__TASK__
How many lines in the records below contain the word "will"? Reply with the number alone.

**** ENTRIES SHOWN ****

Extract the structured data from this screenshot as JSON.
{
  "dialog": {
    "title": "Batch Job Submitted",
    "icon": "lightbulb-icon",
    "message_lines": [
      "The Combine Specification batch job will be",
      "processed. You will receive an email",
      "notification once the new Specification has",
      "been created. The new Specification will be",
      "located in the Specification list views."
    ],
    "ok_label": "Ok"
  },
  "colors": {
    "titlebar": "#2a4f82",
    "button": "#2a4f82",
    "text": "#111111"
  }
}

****

__PROBLEM SOLUTION__
3